(Element data from apps and pages)
Start of Block

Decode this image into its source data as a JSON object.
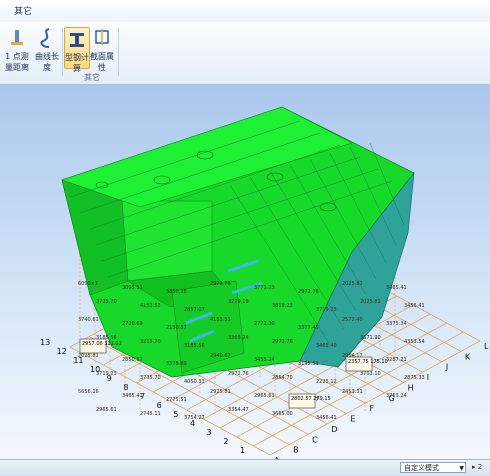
{
  "menubar": {
    "items": [
      "其它"
    ]
  },
  "ribbon": {
    "buttons": [
      {
        "label": "1 点测量距离",
        "icon": "measure-icon"
      },
      {
        "label": "曲线长度",
        "icon": "curve-length-icon"
      },
      {
        "label": "型钢计算",
        "icon": "profile-calc-icon",
        "active": true
      },
      {
        "label": "截面属性",
        "icon": "section-property-icon"
      }
    ],
    "group_label": "其它"
  },
  "viewport": {
    "grid_numbers": [
      "13",
      "12",
      "11",
      "10",
      "9",
      "8",
      "7",
      "6",
      "5",
      "4",
      "3",
      "2",
      "1"
    ],
    "grid_letters": [
      "A",
      "B",
      "C",
      "D",
      "E",
      "F",
      "G",
      "H",
      "I",
      "J",
      "K",
      "L"
    ],
    "dimension_labels": [
      "6090×7",
      "3095.51",
      "3850.28",
      "2972.76",
      "3771.23",
      "2972.76",
      "2025.81",
      "3465.41",
      "3725.70",
      "4153.51",
      "2857.07",
      "3279.19",
      "3819.23",
      "3719.23",
      "2025.81",
      "3456.41",
      "3740.61",
      "2720.69",
      "2150.57",
      "4153.51",
      "2772.30",
      "3377.45",
      "2572.40",
      "3375.34",
      "3185.56",
      "3215.70",
      "3185.56",
      "3365.24",
      "2972.76",
      "3465.40",
      "3571.90",
      "4353.54",
      "2025.81",
      "2850.57",
      "3378.89",
      "2940.67",
      "3455.24",
      "3195.51",
      "2954.17",
      "3287.21",
      "3719.23",
      "3735.70",
      "4050.33",
      "2972.76",
      "2854.70",
      "2225.12",
      "3703.10",
      "2875.33",
      "5656.16",
      "3465.41",
      "2775.51",
      "2925.81",
      "2965.61",
      "3895.97",
      "2453.31",
      "3753.24",
      "2965.61",
      "2745.11",
      "3754.27",
      "3354.47",
      "3665.00",
      "3456.41"
    ],
    "callouts": [
      "2957.06\n311.02",
      "2357.75\n175.10",
      "2802.57\n279.15"
    ]
  },
  "statusbar": {
    "mode_select": "自定义模式",
    "tail": "▸ 2"
  },
  "colors": {
    "hull_green": "#16d92a",
    "hull_teal": "#2fa39a",
    "grid_line": "#d98c2a",
    "beam_blue": "#3fb7e8",
    "background_top": "#a9c8ec"
  }
}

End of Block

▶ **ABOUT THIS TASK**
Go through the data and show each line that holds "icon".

▶ **SOLUTION**
        "icon": "measure-icon"
        "icon": "curve-length-icon"
        "icon": "profile-calc-icon",
        "icon": "section-property-icon"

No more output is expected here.